After a lot of code and even more error messages I finally got my first frame! It was a fixed frame and the Raspberry Pi froze, but I still managed to get an image!


With some modifications, I ended up with a stable stream for a few minutes. I guess that the crash occurs due to the streaming loop and the restricted RAM from my Raspberry Pi. A better algorithm is needed.


The stream has a delay of approximate 3.2s to 3.6s (measured by hand!) at 1080p and 60fps. Every few seconds a minor lag occurs. But it still works. Before the actual openCV programming can start, I need to set-up more things…

Stay tuned, lyinch!

Dashpi #1 – The first steps

My Raspberry Pi model B 512Mb just arrived! My Project is, to use my Raspberry Pi as a Dashcam and analyse the street traffic. I installed the Arch Linux ARM to not waste computational power because video analysis requires a lot. My plan is to connect the GoPro Hero 3 Black edition to it and use this video stream. The output should be on an LCD Screen in the car. Until every works fine, I work at home on a bigger screen. Here are a few screens of my first steps with the Raspberry Pi.
The first run of Arch Linux! Why is it called alarmpi?
After hours of installing packages and figuring out, how to run openCV without installing a Desktop Environment, the first openCV output worked! Even if it showed only half a circle though.
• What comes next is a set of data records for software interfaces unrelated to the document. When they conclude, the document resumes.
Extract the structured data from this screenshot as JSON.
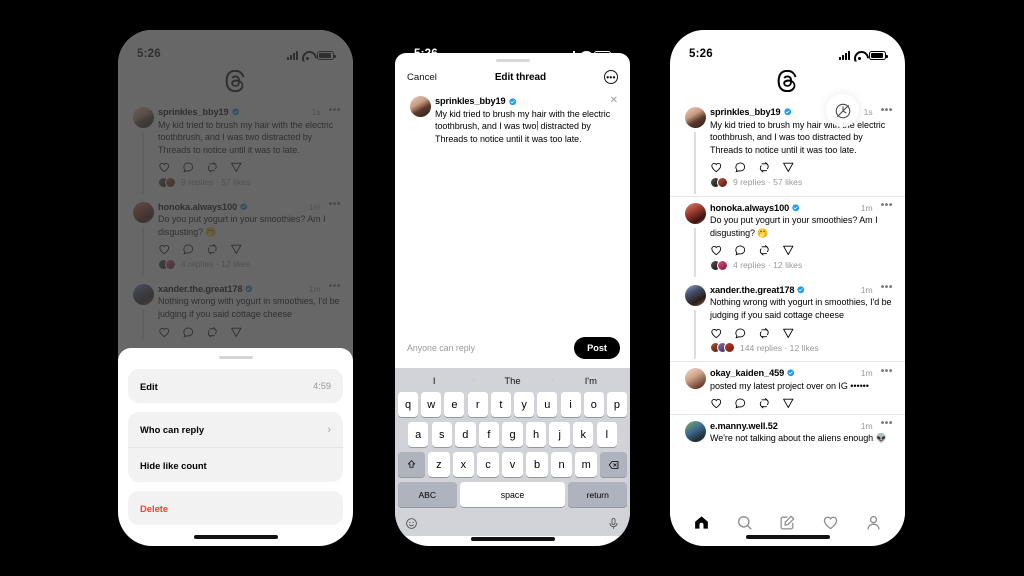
{
  "status_bar": {
    "time": "5:26",
    "signal_icon": "signal-bars-icon",
    "wifi_icon": "wifi-icon",
    "battery_icon": "battery-icon"
  },
  "brand": {
    "logo_icon": "threads-logo-icon"
  },
  "phone1": {
    "label": "threads-feed-dimmed",
    "posts": [
      {
        "username": "sprinkles_bby19",
        "verified": true,
        "time": "1s",
        "text": "My kid tried to brush my hair with the electric toothbrush, and I was two distracted by Threads to notice until it was to late.",
        "stats": "9 replies  ·  57 likes"
      },
      {
        "username": "honoka.always100",
        "verified": true,
        "time": "1m",
        "text": "Do you put yogurt in your smoothies? Am I disgusting? 🤭",
        "stats": "4 replies  ·  12 likes"
      },
      {
        "username": "xander.the.great178",
        "verified": true,
        "time": "1m",
        "text": "Nothing wrong with yogurt in smoothies, I'd be judging if you said cottage cheese",
        "stats": ""
      }
    ],
    "action_sheet": {
      "edit_label": "Edit",
      "edit_timer": "4:59",
      "who_can_reply_label": "Who can reply",
      "hide_like_count_label": "Hide like count",
      "delete_label": "Delete",
      "chevron": "›"
    }
  },
  "phone2": {
    "label": "edit-thread-composer",
    "header": {
      "cancel_label": "Cancel",
      "title": "Edit thread",
      "more_icon": "more-circle-icon"
    },
    "composer": {
      "username": "sprinkles_bby19",
      "verified": true,
      "text_before_caret": "My kid tried to brush my hair with the electric toothbrush, and I was two",
      "text_after_caret": " distracted by Threads to notice until it was too late.",
      "close_icon": "close-icon"
    },
    "footer": {
      "reply_policy": "Anyone can reply",
      "post_label": "Post"
    },
    "keyboard": {
      "predictions": [
        "I",
        "The",
        "I'm"
      ],
      "row1": [
        "q",
        "w",
        "e",
        "r",
        "t",
        "y",
        "u",
        "i",
        "o",
        "p"
      ],
      "row2": [
        "a",
        "s",
        "d",
        "f",
        "g",
        "h",
        "j",
        "k",
        "l"
      ],
      "row3": [
        "z",
        "x",
        "c",
        "v",
        "b",
        "n",
        "m"
      ],
      "shift_icon": "shift-icon",
      "backspace_icon": "backspace-icon",
      "abc_label": "ABC",
      "space_label": "space",
      "return_label": "return",
      "emoji_icon": "emoji-icon",
      "mic_icon": "microphone-icon"
    }
  },
  "phone3": {
    "label": "threads-feed-edited",
    "edit_badge_icon": "edit-timer-icon",
    "posts": [
      {
        "username": "sprinkles_bby19",
        "verified": true,
        "time": "1s",
        "text": "My kid tried to brush my hair with the electric toothbrush, and I was too distracted by Threads to notice until it was too late.",
        "stats": "9 replies  ·  57 likes"
      },
      {
        "username": "honoka.always100",
        "verified": true,
        "time": "1m",
        "text": "Do you put yogurt in your smoothies? Am I disgusting? 🤭",
        "stats": "4 replies  ·  12 likes"
      },
      {
        "username": "xander.the.great178",
        "verified": true,
        "time": "1m",
        "text": "Nothing wrong with yogurt in smoothies, I'd be judging if you said cottage cheese",
        "stats": "144 replies  ·  12 likes"
      },
      {
        "username": "okay_kaiden_459",
        "verified": true,
        "time": "1m",
        "text": "posted my latest project over on IG ••••••",
        "stats": ""
      },
      {
        "username": "e.manny.well.52",
        "verified": false,
        "time": "1m",
        "text": "We're not talking about the aliens enough 👽",
        "stats": ""
      }
    ],
    "nav": [
      {
        "name": "home",
        "icon": "home-icon",
        "active": true
      },
      {
        "name": "search",
        "icon": "search-icon",
        "active": false
      },
      {
        "name": "compose",
        "icon": "compose-icon",
        "active": false
      },
      {
        "name": "activity",
        "icon": "heart-icon",
        "active": false
      },
      {
        "name": "profile",
        "icon": "person-icon",
        "active": false
      }
    ]
  },
  "colors": {
    "background": "#000000",
    "accent": "#1d7bf0",
    "danger": "#ff3b30",
    "dim": "#3c3c3c"
  }
}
I still have to set-up an environment. I need to write compile scripts, install and configure git and connect to my GoPro. As soon as the video stream works, I’ll let you know!

Stay tuned, lyinch!